▶ **Aim of the task**
Your answer should be each line of the entries that contains the word "this", copied in full.

▶ **Recorded information**

'''

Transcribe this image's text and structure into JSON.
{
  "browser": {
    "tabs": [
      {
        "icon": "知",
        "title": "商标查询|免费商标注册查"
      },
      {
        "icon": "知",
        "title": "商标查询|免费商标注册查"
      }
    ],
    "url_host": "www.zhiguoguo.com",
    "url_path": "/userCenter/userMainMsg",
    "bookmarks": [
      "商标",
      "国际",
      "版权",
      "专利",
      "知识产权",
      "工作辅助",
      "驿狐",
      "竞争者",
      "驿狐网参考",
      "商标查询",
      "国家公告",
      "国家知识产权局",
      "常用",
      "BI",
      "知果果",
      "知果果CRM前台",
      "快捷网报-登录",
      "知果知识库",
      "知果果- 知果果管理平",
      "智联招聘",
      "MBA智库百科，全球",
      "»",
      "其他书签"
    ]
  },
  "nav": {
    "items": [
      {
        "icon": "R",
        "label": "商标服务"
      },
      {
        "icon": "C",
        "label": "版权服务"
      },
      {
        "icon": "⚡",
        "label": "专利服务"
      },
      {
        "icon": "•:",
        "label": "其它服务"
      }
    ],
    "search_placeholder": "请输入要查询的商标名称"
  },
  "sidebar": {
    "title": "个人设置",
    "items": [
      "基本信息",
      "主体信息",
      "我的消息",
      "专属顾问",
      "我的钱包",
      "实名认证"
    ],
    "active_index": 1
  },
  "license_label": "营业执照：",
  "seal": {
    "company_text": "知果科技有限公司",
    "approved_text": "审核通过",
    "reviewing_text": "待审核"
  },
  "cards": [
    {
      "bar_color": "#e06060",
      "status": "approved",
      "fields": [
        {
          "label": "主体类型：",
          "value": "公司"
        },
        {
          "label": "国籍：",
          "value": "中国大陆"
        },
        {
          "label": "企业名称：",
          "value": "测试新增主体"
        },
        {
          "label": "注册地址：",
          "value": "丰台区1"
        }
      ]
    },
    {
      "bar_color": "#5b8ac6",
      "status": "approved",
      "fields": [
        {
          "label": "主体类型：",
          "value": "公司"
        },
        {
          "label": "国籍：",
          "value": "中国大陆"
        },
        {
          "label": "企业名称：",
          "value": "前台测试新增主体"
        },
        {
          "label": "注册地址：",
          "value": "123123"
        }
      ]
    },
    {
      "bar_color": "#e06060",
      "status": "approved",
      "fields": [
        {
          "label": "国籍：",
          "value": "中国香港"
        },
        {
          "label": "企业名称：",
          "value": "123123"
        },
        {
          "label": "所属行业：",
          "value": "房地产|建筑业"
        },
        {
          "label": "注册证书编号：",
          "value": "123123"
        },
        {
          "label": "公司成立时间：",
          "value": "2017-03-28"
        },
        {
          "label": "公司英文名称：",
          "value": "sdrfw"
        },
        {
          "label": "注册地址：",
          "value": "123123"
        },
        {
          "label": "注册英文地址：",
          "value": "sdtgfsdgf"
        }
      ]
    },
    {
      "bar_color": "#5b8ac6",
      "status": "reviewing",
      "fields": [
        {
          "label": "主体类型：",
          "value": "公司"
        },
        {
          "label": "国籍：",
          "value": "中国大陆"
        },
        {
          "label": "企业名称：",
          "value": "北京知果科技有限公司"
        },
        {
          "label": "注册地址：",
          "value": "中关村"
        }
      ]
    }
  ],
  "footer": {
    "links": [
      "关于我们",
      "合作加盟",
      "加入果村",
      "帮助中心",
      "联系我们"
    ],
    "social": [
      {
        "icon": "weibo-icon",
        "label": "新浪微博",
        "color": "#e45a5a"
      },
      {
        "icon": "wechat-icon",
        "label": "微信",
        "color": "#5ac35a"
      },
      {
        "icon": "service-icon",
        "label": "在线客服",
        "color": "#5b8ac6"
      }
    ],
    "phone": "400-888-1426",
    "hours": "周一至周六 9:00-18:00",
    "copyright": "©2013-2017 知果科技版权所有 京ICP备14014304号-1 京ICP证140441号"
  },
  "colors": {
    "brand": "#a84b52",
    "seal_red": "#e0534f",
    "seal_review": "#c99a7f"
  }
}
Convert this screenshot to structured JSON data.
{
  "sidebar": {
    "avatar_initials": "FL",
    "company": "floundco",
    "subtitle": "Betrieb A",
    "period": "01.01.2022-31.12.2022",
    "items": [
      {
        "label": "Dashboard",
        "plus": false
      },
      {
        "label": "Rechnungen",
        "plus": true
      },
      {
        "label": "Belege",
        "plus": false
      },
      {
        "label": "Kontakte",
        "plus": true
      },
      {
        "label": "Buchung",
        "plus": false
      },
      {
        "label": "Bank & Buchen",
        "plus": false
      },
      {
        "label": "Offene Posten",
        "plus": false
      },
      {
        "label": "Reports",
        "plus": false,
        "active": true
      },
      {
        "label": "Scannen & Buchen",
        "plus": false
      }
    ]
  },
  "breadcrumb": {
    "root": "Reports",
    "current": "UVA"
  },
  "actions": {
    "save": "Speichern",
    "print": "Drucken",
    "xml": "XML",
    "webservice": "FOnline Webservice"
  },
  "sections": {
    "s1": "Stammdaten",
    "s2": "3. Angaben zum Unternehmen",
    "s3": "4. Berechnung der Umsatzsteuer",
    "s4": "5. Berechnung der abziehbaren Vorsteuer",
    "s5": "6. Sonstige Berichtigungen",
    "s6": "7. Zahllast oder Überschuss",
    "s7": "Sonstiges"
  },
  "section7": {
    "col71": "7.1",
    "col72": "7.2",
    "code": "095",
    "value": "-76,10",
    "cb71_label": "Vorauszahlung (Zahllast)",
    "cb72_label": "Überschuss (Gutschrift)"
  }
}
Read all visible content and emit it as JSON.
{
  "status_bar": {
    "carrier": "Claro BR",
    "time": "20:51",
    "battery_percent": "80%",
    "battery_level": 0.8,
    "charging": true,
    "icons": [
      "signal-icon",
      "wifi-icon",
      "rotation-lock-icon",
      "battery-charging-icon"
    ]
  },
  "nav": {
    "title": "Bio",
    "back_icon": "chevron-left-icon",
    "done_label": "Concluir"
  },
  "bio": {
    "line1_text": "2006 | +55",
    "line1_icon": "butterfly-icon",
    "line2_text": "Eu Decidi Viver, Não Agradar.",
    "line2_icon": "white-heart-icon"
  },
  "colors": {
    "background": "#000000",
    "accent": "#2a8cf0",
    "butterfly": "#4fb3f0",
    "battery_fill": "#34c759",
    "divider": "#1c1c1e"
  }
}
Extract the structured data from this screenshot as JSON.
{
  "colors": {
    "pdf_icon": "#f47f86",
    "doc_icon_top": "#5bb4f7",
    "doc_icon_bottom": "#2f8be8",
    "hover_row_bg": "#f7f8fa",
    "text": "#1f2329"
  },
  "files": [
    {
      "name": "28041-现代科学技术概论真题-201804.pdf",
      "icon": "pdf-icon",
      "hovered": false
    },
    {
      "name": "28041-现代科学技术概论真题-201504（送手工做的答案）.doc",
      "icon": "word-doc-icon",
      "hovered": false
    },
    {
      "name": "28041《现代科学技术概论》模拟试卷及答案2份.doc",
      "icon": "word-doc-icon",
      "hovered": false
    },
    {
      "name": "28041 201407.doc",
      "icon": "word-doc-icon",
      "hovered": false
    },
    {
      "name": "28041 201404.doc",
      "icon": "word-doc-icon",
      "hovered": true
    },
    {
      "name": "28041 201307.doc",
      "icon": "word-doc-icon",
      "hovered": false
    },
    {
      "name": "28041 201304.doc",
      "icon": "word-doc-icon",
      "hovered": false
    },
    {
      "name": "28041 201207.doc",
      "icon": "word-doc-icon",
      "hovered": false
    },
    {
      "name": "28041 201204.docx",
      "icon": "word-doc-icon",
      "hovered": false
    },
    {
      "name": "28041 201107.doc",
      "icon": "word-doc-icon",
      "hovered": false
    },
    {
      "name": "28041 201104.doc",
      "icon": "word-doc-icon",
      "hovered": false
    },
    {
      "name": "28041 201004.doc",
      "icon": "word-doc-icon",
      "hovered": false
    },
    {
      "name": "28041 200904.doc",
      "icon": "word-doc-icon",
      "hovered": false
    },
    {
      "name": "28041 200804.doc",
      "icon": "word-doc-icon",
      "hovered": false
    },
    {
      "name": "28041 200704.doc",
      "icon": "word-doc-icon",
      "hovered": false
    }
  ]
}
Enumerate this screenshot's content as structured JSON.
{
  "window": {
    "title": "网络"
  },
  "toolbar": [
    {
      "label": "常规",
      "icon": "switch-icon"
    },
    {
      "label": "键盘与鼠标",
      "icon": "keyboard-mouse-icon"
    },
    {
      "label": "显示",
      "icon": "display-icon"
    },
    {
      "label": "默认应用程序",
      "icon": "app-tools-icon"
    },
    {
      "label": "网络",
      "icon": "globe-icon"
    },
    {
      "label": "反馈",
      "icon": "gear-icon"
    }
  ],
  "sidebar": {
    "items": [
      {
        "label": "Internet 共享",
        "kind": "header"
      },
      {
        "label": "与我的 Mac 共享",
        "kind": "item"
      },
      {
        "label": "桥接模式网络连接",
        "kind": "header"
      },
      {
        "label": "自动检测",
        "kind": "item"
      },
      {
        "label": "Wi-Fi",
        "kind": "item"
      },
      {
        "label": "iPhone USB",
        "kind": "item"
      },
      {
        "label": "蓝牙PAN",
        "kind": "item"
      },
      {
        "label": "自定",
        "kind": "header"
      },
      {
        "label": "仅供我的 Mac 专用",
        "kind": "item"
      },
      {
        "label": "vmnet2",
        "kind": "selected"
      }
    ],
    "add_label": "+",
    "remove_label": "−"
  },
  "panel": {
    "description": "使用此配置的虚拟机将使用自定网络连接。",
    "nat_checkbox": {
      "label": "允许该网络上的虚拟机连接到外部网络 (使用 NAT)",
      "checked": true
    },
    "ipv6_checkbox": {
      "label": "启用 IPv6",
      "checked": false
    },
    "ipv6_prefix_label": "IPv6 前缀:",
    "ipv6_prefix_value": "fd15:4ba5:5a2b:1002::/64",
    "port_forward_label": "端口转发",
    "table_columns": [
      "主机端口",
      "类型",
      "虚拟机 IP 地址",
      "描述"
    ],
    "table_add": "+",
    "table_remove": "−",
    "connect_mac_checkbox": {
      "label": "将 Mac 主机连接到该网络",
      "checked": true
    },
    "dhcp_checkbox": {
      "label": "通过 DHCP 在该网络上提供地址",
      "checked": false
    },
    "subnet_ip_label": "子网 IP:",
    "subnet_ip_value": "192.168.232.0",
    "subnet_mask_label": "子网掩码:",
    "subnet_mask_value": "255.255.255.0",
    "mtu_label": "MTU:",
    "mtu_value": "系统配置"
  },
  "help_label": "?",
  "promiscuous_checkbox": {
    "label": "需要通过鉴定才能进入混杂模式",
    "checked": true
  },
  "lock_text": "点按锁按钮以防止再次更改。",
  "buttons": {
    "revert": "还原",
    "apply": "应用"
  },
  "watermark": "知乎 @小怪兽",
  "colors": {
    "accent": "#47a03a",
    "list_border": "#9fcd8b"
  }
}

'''

▶ **Response box**
Transcribe this image's text and structure into JSON.
Convert this screenshot to structured JSON data.
Extract the structured data from this screenshot as JSON.
Enumerate this screenshot's content as structured JSON.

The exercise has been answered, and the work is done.